The Permeability Variogram from Pressure Transients of Multiple Wells: Theory and 1-D Application
- Yanis C. Yortsos | Nabeel Al-Afaleg
- Document ID
- Society of Petroleum Engineers
- SPE Journal
- Publication Date
- September 1997
- Document Type
- Journal Paper
- 328 - 337
- 1997. Society of Petroleum Engineers
- 5.6.4 Drillstem/Well Testing, 1.6.9 Coring, Fishing, 5.6.1 Open hole/cased hole log analysis, 5.1 Reservoir Characterisation, 5.6.5 Tracers, 5.1.1 Exploration, Development, Structural Geology, 5.6.3 Pressure Transient Testing, 4.3.4 Scale, 5.1.5 Geologic Modeling
- 1 in the last 30 days
- 194 since 2007
- Show more detail
- View rights & permissions
|SPE Member Price:||USD 12.00|
|SPE Non-Member Price:||USD 35.00|
This paper presents a new approach for the estimation of the large-scale correlation function of reservoir heterogeneity from the analysis of the pressure transient response of multiple wells. The approach is based on the theory of small fluctuations of the logarithm of the permeability and models the response of the "ensemble average pressure", obtained by averaging the pressure response of multiple well tests. A non-local diffusivity equation for the ensemble-average pressure, which incorporates directly the permeability correlation function, is obtained, from the analysis of which the permeability semi-variogram of the reservoir can be constructed in principle. We consider a particular application to 1-D geometries, where a type-curve is also derived for the case of an exponential correlation function. Numerical simulations results support the applicability of the method.
The stochastic representation of subsurface reservoirs requires reliable estimates of the correlation structure of reservoir attributes. Basing the correlation structure on core or well log derived data requires a substantial number of probing points, each of which has a limited radius of investigation. Single- or multiple-well pressure transient tests offer a substantially larger investigation capability, while requiring fewer probing points. At present, however, a theoretical foundation to relate the pressure transient responses to heterogeneity characteristics, in general, and to the nature of correlation structure, in particular, is missing.
The application of well-testing to idealized homogeneous reservoirs has been extensive and it is described in many classical works. The classical approach provides a first approximation to of the flow properties, such as the average permeability. With the increasing recognition of the heterogeneous nature of oil reservoirs, however, many attempts have recently been made to extend the usefulness of well testing to the interpretation of the heterogeneity of reservoir properties.

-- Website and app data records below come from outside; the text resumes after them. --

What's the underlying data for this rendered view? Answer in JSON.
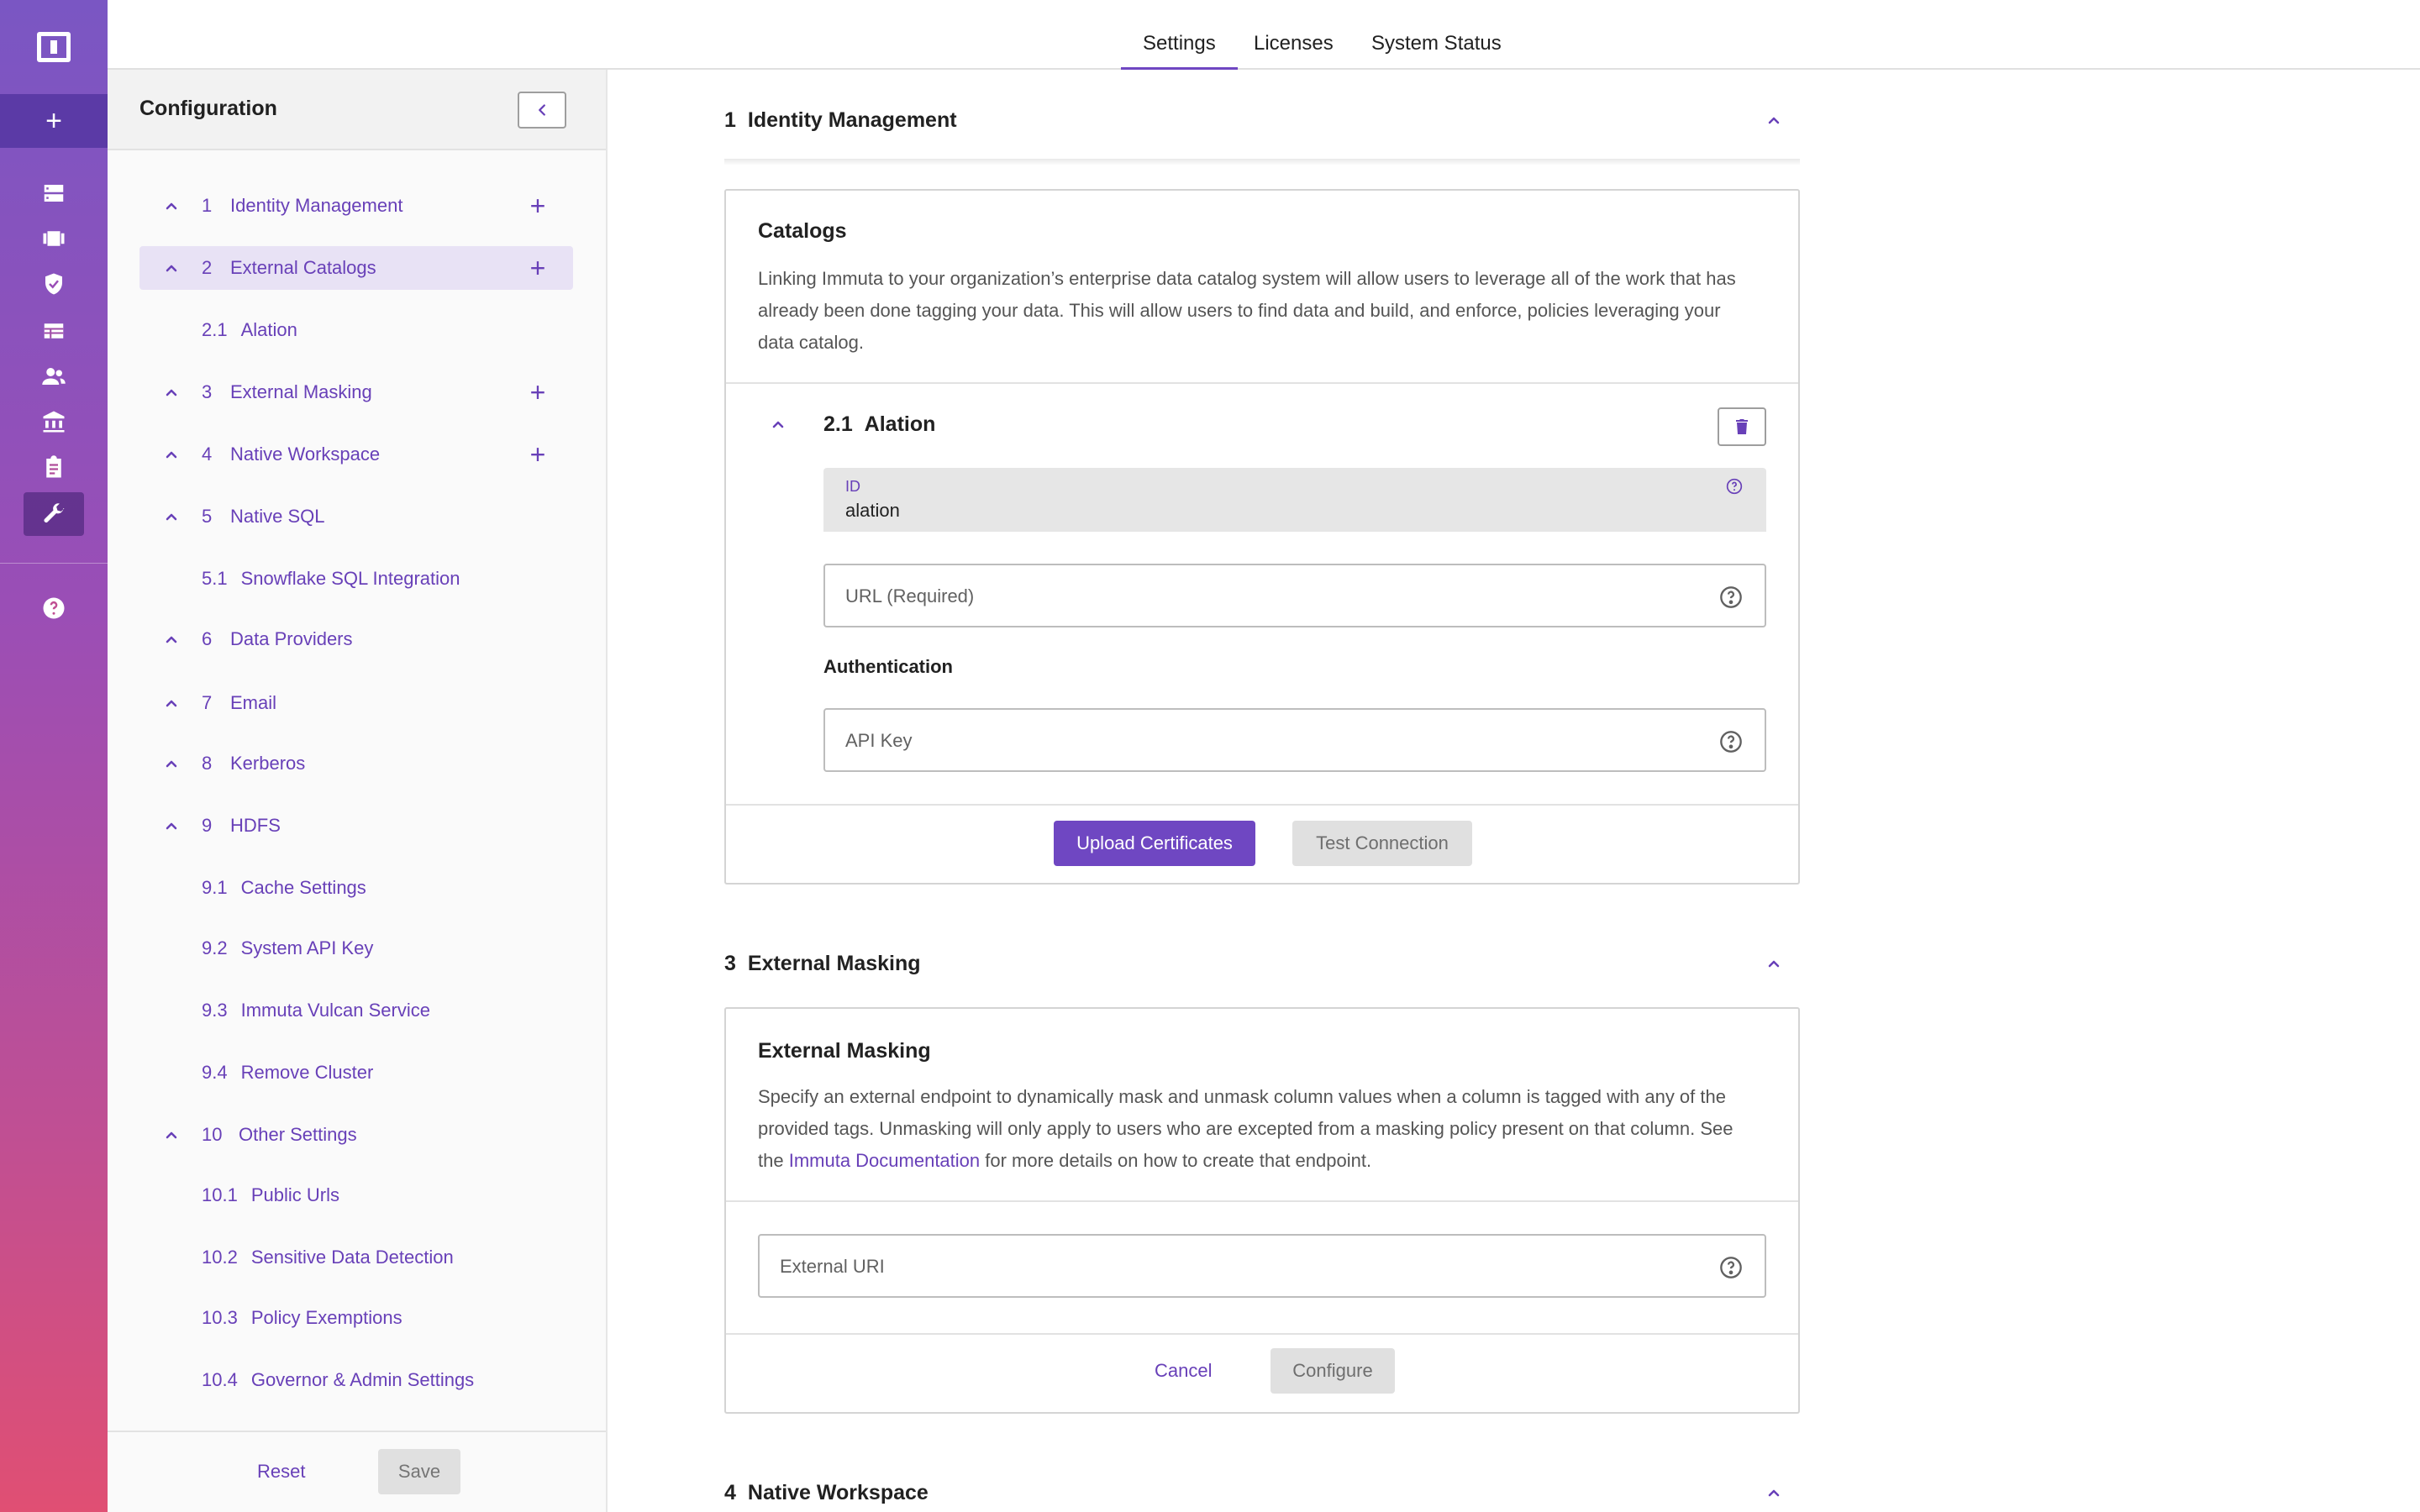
{
  "top_tabs": [
    "Settings",
    "Licenses",
    "System Status"
  ],
  "rail": {
    "icons": [
      "logo-icon",
      "add-icon",
      "servers-icon",
      "projects-icon",
      "policies-icon",
      "data-sources-icon",
      "people-icon",
      "governance-icon",
      "audit-icon",
      "settings-wrench-icon",
      "help-icon"
    ],
    "colors": {
      "gradient_top": "#7a56c3",
      "gradient_bottom": "#e04f73",
      "accent": "#6f47c2"
    }
  },
  "config": {
    "title": "Configuration",
    "items": [
      {
        "num": "1",
        "label": "Identity Management",
        "addable": true,
        "children": []
      },
      {
        "num": "2",
        "label": "External Catalogs",
        "addable": true,
        "selected": true,
        "children": [
          {
            "num": "2.1",
            "label": "Alation"
          }
        ]
      },
      {
        "num": "3",
        "label": "External Masking",
        "addable": true,
        "children": []
      },
      {
        "num": "4",
        "label": "Native Workspace",
        "addable": true,
        "children": []
      },
      {
        "num": "5",
        "label": "Native SQL",
        "children": [
          {
            "num": "5.1",
            "label": "Snowflake SQL Integration"
          }
        ]
      },
      {
        "num": "6",
        "label": "Data Providers",
        "children": []
      },
      {
        "num": "7",
        "label": "Email",
        "children": []
      },
      {
        "num": "8",
        "label": "Kerberos",
        "children": []
      },
      {
        "num": "9",
        "label": "HDFS",
        "children": [
          {
            "num": "9.1",
            "label": "Cache Settings"
          },
          {
            "num": "9.2",
            "label": "System API Key"
          },
          {
            "num": "9.3",
            "label": "Immuta Vulcan Service"
          },
          {
            "num": "9.4",
            "label": "Remove Cluster"
          }
        ]
      },
      {
        "num": "10",
        "label": "Other Settings",
        "children": [
          {
            "num": "10.1",
            "label": "Public Urls"
          },
          {
            "num": "10.2",
            "label": "Sensitive Data Detection"
          },
          {
            "num": "10.3",
            "label": "Policy Exemptions"
          },
          {
            "num": "10.4",
            "label": "Governor & Admin Settings"
          }
        ]
      }
    ],
    "reset_label": "Reset",
    "save_label": "Save"
  },
  "main": {
    "section1": {
      "num": "1",
      "title": "Identity Management"
    },
    "catalogs": {
      "title": "Catalogs",
      "desc_line1": "Linking Immuta to your organization’s enterprise data catalog system will allow users to leverage all of the work that has",
      "desc_line2": "already been done tagging your data. This will allow users to find data and build, and enforce, policies leveraging your",
      "desc_line3": "data catalog.",
      "sub": {
        "num": "2.1",
        "title": "Alation"
      },
      "id_label": "ID",
      "id_value": "alation",
      "url_placeholder": "URL (Required)",
      "auth_label": "Authentication",
      "api_key_placeholder": "API Key",
      "upload_label": "Upload Certificates",
      "test_label": "Test Connection"
    },
    "section3": {
      "num": "3",
      "title": "External Masking"
    },
    "masking": {
      "title": "External Masking",
      "desc_line1": "Specify an external endpoint to dynamically mask and unmask column values when a column is tagged with any of the",
      "desc_line2": "provided tags. Unmasking will only apply to users who are excepted from a masking policy present on that column. See",
      "desc_line3_pre": "the ",
      "desc_link": "Immuta Documentation",
      "desc_line3_post": " for more details on how to create that endpoint.",
      "uri_placeholder": "External URI",
      "cancel_label": "Cancel",
      "configure_label": "Configure"
    },
    "section4": {
      "num": "4",
      "title": "Native Workspace"
    }
  }
}
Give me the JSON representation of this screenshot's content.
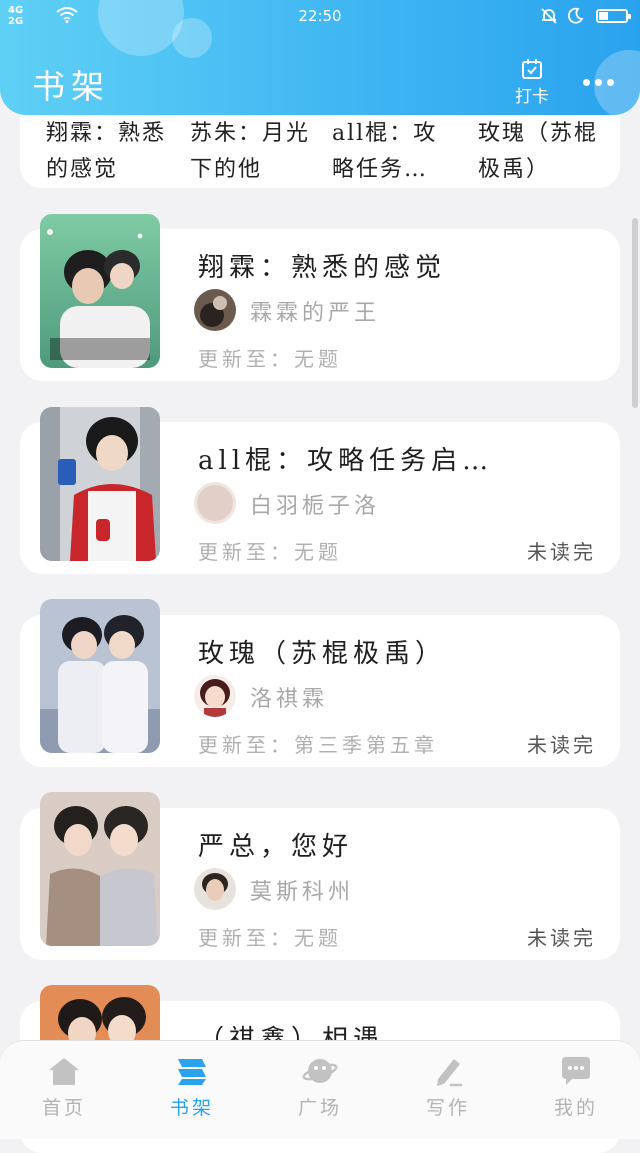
{
  "status": {
    "network": [
      "4G",
      "2G"
    ],
    "time": "22:50"
  },
  "header": {
    "title": "书架",
    "checkin_label": "打卡"
  },
  "top_partial": {
    "columns": [
      "翔霖：熟悉的感觉",
      "苏朱：月光下的他",
      "all棍：攻略任务…",
      "玫瑰（苏棍极禹）"
    ]
  },
  "books": [
    {
      "title": "翔霖：熟悉的感觉",
      "author": "霖霖的严王",
      "update": "更新至：无题",
      "unread": ""
    },
    {
      "title": "all棍：攻略任务启…",
      "author": "白羽栀子洛",
      "update": "更新至：无题",
      "unread": "未读完"
    },
    {
      "title": "玫瑰（苏棍极禹）",
      "author": "洛祺霖",
      "update": "更新至：第三季第五章",
      "unread": "未读完"
    },
    {
      "title": "严总，您好",
      "author": "莫斯科州",
      "update": "更新至：无题",
      "unread": "未读完"
    },
    {
      "title": "（祺鑫）相遇",
      "author": "",
      "update": "",
      "unread": ""
    }
  ],
  "nav": [
    {
      "label": "首页",
      "icon": "home-icon"
    },
    {
      "label": "书架",
      "icon": "bookshelf-icon"
    },
    {
      "label": "广场",
      "icon": "planet-icon"
    },
    {
      "label": "写作",
      "icon": "pen-icon"
    },
    {
      "label": "我的",
      "icon": "chat-icon"
    }
  ],
  "colors": {
    "accent": "#2aa3ee",
    "header_start": "#5fd0f5",
    "header_end": "#2aa3ee"
  }
}
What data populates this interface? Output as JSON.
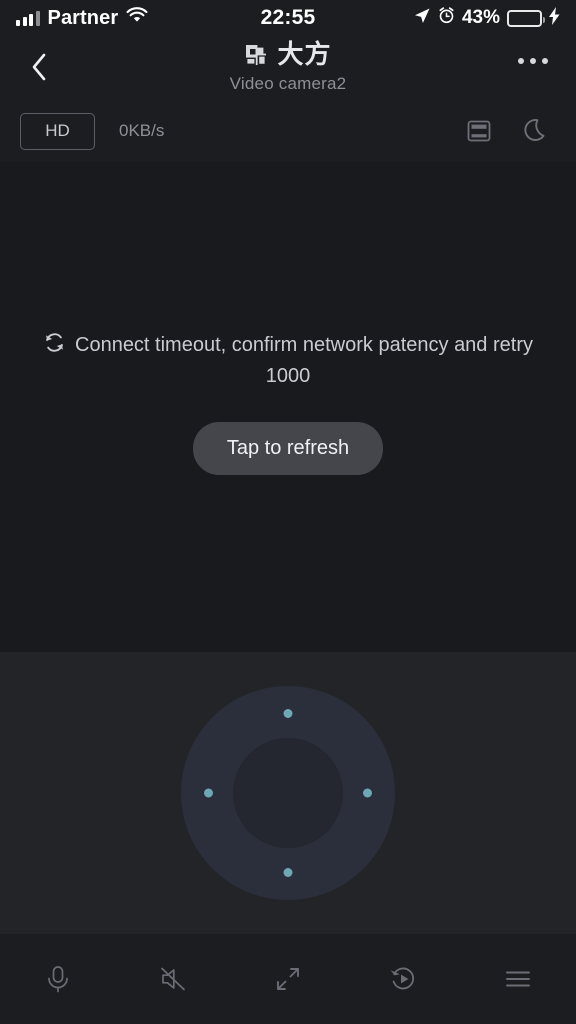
{
  "status_bar": {
    "carrier": "Partner",
    "time": "22:55",
    "battery_percent": "43%",
    "battery_level": 43,
    "signal_icon": "cellular-bars-icon",
    "wifi_icon": "wifi-icon",
    "location_icon": "location-arrow-icon",
    "alarm_icon": "alarm-clock-icon",
    "battery_icon": "battery-icon",
    "charging_icon": "lightning-bolt-icon",
    "battery_fill_color": "#3ad24a"
  },
  "nav": {
    "back_icon": "back-chevron-icon",
    "brand_logo_icon": "dafang-logo-icon",
    "brand_name": "大方",
    "subtitle": "Video camera2",
    "more_icon": "more-options-icon"
  },
  "quality_row": {
    "hd_label": "HD",
    "bitrate": "0KB/s",
    "snapshot_icon": "snapshot-icon",
    "night_mode_icon": "moon-icon"
  },
  "video": {
    "refresh_status_icon": "sync-refresh-icon",
    "message": "Connect timeout, confirm network patency and retry 1000",
    "refresh_button_label": "Tap to refresh"
  },
  "dpad": {
    "name": "direction-pad",
    "dot_color": "#6fa8b5",
    "directions": [
      "up",
      "right",
      "down",
      "left"
    ]
  },
  "toolbar": {
    "items": [
      {
        "name": "microphone-icon",
        "label": "Microphone"
      },
      {
        "name": "speaker-muted-icon",
        "label": "Sound muted"
      },
      {
        "name": "fullscreen-expand-icon",
        "label": "Fullscreen"
      },
      {
        "name": "playback-history-icon",
        "label": "Playback"
      },
      {
        "name": "menu-hamburger-icon",
        "label": "More"
      }
    ]
  },
  "colors": {
    "app_background": "#1c1d21",
    "video_background": "#191a1e",
    "dpad_background": "#232428",
    "accent_dot": "#6fa8b5",
    "text_primary": "#e6e7ea",
    "text_secondary": "#8d9097"
  }
}
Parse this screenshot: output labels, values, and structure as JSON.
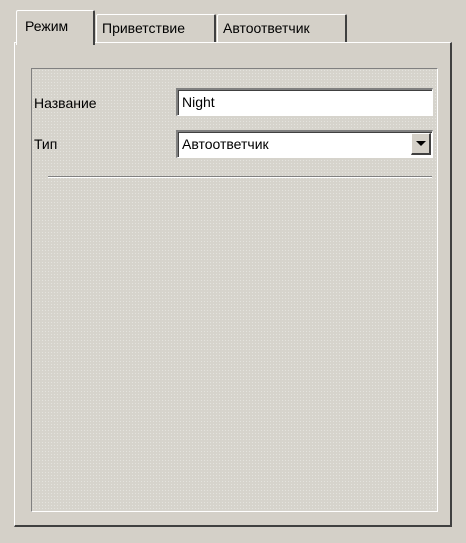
{
  "tabs": [
    {
      "label": "Режим",
      "active": true
    },
    {
      "label": "Приветствие",
      "active": false
    },
    {
      "label": "Автоответчик",
      "active": false
    }
  ],
  "form": {
    "name_label": "Название",
    "name_value": "Night",
    "type_label": "Тип",
    "type_value": "Автоответчик"
  },
  "icons": {
    "dropdown": "chevron-down-icon"
  },
  "colors": {
    "face": "#d4d0c8",
    "highlight": "#ffffff",
    "shadow": "#808080",
    "dark_shadow": "#404040",
    "field_background": "#ffffff"
  }
}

The origin of most of the works in this area can be traced to Oliver,1 who evaluated the next, beyond the homogeneous, term in the asymptotic expansion of the well pressure response for a system with a weakly varying permeability. Oliver1 showed that the problem effectively reduces to that of flow in a reservoir with an effective permeability which is radially dependent. Oliver's solution is expressed in terms of a composite integral, involving the product of the unknown radially-averaged permeability fluctuation with a known kernel (similar to an integral transform), the inversion of which could in principle yield the radially-averaged permeability fluctuations. In a subsequent paper, Oliver2 argued against the existence of a unique solution when matching this solution with a discrete well response. He, then, proposed an approximation based on the method of Backus and Gilbert,3 which provides a smooth approximation to the true solution. Feitosa et al.4 proposed a different approach, based on an Inverse Solution Algorithm (ISA), which although not guaranteeing uniqueness in all cases, gives practically useful results and appears to circumvent some of the problems.
Subsequent work built on the same line of reasoning. Oliver5 extended his approach to problems involving storativity (in addition to transmissibility) fluctuations, and proceeded with the development of an analogous equation for interference testing. Yadavalle et al.6,7 proceeded one step further, and used the results of Feitosa et al.4 to infer a semi-variogram based on the inverted data of the radially-averaged fluctuations.
|File Size||669 KB||Number of Pages||10|